▶ _BRIEF_: Whenever a line contains the string "window", copy it out of the entries.

* * * * * * * * *

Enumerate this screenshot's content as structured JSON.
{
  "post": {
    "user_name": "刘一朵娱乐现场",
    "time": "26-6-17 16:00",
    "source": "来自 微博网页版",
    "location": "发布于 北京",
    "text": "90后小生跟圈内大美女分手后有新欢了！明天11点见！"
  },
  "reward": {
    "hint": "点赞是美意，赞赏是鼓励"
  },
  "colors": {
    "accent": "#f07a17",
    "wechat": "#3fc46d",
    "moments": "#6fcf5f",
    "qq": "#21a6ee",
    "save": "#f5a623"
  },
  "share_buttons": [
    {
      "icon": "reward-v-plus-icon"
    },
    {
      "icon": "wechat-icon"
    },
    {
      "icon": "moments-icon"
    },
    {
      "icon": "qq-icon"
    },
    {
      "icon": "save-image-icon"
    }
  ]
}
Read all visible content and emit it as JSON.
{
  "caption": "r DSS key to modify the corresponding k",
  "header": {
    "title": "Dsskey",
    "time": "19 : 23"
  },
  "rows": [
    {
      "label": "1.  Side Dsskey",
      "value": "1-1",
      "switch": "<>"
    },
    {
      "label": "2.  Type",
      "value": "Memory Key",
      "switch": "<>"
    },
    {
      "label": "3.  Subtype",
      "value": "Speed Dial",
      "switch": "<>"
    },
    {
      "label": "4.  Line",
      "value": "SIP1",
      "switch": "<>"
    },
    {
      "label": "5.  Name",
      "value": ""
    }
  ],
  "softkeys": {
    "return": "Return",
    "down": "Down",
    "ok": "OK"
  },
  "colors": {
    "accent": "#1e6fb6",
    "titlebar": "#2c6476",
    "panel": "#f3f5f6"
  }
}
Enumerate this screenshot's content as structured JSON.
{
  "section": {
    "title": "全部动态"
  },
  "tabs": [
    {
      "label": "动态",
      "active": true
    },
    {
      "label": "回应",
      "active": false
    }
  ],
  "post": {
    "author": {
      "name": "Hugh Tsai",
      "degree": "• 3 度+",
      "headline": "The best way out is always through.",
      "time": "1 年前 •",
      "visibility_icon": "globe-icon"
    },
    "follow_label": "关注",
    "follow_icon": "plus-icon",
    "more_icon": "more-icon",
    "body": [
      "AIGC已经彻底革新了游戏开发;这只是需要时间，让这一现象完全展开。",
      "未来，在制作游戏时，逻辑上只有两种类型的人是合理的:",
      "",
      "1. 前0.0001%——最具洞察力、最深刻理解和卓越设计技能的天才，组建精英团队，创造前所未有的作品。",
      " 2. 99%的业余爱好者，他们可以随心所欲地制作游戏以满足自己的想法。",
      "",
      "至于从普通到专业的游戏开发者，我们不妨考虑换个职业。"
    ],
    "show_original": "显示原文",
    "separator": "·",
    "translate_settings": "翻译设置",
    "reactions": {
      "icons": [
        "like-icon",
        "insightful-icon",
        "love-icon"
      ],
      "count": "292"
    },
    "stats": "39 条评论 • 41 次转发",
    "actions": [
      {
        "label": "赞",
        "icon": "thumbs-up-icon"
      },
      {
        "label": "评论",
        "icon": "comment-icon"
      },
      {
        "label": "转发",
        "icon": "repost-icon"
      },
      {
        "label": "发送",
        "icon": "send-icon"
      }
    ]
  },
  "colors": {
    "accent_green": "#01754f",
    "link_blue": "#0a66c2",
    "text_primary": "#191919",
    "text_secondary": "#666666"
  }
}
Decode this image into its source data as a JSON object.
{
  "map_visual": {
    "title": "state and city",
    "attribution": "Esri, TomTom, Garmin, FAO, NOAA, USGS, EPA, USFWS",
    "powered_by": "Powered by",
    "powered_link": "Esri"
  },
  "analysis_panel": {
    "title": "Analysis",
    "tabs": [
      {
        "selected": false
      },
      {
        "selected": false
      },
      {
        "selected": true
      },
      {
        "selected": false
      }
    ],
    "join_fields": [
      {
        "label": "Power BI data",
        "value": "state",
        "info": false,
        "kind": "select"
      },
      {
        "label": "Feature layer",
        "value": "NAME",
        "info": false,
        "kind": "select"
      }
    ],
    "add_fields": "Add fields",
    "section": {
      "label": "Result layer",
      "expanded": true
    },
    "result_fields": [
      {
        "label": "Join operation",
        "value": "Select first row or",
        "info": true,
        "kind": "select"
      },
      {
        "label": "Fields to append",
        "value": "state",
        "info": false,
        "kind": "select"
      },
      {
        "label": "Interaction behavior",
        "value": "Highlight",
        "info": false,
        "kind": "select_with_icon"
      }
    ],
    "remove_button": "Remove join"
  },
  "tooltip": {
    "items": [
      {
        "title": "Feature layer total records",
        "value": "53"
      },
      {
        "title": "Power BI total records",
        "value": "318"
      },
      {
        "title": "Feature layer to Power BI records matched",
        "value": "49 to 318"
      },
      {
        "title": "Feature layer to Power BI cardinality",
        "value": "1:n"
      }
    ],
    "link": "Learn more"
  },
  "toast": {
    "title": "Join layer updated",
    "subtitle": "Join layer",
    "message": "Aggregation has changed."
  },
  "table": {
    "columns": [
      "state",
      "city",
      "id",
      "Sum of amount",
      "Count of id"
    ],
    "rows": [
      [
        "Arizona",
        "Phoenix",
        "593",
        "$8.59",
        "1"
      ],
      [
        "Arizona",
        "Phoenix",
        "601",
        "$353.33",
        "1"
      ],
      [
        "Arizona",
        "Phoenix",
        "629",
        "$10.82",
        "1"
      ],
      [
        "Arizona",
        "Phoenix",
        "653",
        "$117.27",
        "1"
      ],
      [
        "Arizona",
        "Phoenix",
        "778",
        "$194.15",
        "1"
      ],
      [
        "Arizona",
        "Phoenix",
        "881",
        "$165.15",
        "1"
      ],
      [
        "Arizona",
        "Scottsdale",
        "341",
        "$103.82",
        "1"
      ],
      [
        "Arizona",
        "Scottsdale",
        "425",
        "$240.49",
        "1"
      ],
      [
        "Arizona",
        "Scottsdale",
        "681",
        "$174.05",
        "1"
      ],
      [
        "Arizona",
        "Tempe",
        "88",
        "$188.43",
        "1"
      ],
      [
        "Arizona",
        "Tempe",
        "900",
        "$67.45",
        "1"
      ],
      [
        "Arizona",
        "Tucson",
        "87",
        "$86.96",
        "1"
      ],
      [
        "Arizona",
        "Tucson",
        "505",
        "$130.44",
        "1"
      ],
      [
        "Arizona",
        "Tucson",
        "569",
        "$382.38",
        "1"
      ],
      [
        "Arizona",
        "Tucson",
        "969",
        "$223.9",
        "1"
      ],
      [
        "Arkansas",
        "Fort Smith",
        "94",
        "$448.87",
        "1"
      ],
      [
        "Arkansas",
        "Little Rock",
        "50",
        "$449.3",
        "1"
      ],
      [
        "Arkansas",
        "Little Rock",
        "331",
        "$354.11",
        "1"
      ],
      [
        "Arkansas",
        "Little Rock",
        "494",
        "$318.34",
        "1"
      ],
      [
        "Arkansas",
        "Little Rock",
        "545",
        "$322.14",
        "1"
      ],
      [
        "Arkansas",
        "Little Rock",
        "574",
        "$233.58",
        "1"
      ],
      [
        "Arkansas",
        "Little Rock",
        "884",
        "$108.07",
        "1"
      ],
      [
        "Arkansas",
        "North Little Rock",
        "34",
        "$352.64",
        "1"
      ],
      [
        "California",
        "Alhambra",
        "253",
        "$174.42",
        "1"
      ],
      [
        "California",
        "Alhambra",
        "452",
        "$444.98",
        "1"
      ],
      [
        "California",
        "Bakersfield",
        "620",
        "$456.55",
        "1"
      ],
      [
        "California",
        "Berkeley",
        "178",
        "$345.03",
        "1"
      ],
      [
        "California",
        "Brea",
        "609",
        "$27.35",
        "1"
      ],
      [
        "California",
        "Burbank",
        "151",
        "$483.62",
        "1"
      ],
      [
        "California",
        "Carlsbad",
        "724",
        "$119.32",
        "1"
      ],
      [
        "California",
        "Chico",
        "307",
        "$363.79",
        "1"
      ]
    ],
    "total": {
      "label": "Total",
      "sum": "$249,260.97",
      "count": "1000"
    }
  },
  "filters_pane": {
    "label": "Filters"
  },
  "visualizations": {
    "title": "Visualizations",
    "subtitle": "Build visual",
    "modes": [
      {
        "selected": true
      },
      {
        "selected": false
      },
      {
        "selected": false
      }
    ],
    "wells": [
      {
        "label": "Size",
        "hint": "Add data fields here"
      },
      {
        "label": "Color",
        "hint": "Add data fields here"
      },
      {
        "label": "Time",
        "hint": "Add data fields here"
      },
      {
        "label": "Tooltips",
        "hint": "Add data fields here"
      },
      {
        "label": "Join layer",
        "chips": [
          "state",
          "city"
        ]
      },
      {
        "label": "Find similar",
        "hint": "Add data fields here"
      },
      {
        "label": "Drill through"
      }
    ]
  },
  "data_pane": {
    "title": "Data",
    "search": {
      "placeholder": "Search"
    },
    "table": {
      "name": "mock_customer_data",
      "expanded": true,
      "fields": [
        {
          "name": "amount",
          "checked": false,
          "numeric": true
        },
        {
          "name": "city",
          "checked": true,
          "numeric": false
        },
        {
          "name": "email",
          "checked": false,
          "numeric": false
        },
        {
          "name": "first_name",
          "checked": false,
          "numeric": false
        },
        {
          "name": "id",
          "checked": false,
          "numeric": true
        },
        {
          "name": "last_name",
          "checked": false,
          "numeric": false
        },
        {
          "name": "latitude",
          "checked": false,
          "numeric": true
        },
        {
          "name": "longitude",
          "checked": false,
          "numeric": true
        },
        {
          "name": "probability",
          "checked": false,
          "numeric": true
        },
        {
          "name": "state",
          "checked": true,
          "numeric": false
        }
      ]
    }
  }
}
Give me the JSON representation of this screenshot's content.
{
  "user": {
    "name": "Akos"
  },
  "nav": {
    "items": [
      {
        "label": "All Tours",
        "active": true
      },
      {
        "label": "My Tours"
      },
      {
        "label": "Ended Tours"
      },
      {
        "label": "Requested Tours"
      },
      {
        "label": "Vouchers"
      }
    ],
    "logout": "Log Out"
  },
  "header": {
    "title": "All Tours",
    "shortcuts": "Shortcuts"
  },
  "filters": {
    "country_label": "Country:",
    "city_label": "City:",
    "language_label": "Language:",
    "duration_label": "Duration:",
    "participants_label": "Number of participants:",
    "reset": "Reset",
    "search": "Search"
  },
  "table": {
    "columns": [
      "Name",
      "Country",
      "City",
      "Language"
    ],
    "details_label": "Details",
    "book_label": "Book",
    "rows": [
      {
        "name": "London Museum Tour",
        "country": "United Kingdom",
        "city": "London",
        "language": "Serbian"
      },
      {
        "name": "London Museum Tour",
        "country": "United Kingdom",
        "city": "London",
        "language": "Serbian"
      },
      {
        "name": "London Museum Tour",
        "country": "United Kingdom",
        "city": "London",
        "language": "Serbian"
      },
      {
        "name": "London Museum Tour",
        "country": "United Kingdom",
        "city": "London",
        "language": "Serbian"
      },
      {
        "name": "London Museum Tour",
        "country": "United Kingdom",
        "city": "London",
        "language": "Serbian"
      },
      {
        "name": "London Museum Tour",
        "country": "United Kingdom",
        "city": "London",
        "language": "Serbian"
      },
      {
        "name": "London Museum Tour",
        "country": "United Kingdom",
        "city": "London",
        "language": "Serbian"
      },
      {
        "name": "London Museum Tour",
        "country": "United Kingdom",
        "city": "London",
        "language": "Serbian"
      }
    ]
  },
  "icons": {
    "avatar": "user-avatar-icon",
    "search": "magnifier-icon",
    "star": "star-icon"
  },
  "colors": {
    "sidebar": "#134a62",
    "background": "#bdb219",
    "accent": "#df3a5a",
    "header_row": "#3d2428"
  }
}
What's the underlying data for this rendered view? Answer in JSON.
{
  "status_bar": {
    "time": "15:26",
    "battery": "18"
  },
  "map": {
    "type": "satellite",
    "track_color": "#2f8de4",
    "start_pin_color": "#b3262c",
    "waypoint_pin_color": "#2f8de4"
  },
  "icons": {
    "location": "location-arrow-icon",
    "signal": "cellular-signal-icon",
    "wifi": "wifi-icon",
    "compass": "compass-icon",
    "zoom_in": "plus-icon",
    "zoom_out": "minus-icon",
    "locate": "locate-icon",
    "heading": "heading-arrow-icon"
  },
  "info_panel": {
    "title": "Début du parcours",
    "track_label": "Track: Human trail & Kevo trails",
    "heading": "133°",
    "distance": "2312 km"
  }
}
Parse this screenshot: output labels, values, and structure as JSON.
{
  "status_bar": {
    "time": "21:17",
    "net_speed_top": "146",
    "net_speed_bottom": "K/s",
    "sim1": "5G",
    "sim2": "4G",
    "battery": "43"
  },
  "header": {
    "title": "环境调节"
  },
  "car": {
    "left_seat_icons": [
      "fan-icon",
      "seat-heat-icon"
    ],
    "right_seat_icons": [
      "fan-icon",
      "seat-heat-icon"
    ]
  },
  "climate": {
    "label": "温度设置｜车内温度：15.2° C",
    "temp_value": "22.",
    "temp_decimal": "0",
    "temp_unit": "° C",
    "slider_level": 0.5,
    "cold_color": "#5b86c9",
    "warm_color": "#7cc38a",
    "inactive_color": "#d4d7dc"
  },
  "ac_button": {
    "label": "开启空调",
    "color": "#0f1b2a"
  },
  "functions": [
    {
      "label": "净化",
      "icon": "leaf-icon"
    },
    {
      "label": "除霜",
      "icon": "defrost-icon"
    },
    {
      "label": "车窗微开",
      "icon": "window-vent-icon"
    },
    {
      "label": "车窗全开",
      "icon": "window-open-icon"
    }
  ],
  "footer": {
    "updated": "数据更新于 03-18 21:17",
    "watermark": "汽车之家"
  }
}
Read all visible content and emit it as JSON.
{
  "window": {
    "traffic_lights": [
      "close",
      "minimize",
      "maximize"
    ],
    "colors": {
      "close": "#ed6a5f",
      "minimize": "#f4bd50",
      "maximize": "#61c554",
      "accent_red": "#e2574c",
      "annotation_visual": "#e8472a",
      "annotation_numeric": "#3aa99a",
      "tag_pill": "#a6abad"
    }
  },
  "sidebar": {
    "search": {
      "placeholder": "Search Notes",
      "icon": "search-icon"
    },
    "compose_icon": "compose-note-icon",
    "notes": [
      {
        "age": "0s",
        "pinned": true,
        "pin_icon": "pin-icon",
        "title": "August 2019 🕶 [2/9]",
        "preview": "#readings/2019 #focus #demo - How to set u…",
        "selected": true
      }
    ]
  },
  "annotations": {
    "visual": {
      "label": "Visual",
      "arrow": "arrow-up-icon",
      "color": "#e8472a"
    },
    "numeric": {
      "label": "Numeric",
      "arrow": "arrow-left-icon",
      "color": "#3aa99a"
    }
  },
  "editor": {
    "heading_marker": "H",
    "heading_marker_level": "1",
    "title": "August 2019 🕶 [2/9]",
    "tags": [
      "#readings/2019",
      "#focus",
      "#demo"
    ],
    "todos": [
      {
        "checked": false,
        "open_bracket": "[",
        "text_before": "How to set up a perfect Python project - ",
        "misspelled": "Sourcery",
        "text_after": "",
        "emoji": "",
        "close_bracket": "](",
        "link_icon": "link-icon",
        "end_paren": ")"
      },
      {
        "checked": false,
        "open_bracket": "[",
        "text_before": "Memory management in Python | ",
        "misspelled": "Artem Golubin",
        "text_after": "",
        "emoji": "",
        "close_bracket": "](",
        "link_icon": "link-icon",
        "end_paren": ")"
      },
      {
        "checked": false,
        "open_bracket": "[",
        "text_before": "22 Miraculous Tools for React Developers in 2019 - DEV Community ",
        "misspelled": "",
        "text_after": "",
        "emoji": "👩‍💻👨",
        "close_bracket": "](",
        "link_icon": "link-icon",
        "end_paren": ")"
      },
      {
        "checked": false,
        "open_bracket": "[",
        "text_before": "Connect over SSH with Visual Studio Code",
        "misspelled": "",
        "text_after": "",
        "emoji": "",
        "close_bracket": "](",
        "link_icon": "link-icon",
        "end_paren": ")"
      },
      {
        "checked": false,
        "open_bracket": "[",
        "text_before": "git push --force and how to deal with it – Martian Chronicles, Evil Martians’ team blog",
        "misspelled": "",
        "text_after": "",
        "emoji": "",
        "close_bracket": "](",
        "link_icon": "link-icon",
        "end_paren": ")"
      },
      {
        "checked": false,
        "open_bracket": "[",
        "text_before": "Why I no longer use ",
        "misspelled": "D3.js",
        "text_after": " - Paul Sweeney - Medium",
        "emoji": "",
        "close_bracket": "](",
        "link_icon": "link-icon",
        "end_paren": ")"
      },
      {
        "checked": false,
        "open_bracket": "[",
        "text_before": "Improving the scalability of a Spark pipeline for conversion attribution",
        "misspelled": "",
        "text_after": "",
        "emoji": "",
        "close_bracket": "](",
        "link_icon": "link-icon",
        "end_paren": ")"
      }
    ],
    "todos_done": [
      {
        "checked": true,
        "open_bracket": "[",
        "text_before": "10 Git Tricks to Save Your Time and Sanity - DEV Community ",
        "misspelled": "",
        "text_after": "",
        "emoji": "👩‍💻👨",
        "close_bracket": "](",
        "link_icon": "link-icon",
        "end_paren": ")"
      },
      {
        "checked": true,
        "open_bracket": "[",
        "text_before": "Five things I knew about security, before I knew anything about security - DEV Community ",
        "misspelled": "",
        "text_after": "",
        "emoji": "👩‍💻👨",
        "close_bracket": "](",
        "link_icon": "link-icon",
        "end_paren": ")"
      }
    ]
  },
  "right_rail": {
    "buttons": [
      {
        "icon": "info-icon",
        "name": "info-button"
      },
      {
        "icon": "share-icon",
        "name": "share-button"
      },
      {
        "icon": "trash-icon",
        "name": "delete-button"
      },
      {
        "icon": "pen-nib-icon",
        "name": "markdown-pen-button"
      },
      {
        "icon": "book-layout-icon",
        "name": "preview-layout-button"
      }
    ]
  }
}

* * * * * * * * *

▶ _ANSWER TO THE EXERCISE_:
      "icon": "window-vent-icon"
      "icon": "window-open-icon"
  "window": {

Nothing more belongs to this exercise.